*Instructions to follow:* All lines with the word "where" are to be found and copied from the listing.

*Information supplied:*
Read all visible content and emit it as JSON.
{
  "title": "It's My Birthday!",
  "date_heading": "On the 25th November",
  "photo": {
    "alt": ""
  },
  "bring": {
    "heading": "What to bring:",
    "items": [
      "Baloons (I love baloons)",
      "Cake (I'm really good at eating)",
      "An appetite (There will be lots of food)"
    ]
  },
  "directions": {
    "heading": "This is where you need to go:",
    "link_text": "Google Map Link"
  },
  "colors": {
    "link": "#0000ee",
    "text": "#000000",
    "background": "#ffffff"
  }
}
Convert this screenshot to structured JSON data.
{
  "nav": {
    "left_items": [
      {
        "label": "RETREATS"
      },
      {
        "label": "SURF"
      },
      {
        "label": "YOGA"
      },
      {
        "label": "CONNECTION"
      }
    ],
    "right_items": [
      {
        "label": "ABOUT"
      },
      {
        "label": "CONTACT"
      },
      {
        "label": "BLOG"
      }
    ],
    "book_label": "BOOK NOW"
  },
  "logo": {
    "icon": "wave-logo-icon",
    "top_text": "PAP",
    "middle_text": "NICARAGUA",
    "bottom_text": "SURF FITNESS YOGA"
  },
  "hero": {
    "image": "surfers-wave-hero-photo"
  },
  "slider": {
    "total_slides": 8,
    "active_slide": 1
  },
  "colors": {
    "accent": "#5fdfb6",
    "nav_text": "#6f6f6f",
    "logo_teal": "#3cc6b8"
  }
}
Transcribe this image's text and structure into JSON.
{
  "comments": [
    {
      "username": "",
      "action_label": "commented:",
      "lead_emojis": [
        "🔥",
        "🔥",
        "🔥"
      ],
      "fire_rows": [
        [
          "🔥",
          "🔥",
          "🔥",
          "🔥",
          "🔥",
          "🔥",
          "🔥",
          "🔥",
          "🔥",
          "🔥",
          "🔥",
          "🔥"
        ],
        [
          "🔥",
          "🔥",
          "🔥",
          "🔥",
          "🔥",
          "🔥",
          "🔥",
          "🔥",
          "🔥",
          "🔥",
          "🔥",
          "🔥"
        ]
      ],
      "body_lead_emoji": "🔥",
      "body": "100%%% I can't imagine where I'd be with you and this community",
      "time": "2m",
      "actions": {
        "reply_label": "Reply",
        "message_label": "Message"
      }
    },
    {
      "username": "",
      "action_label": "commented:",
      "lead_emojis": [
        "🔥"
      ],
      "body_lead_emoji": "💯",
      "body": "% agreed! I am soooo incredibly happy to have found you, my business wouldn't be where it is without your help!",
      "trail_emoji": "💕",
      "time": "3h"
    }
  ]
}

*Task output:*
    "heading": "This is where you need to go:",
      "body": "100%%% I can't imagine where I'd be with you and this community",
      "body": "% agreed! I am soooo incredibly happy to have found you, my business wouldn't be where it is without your help!",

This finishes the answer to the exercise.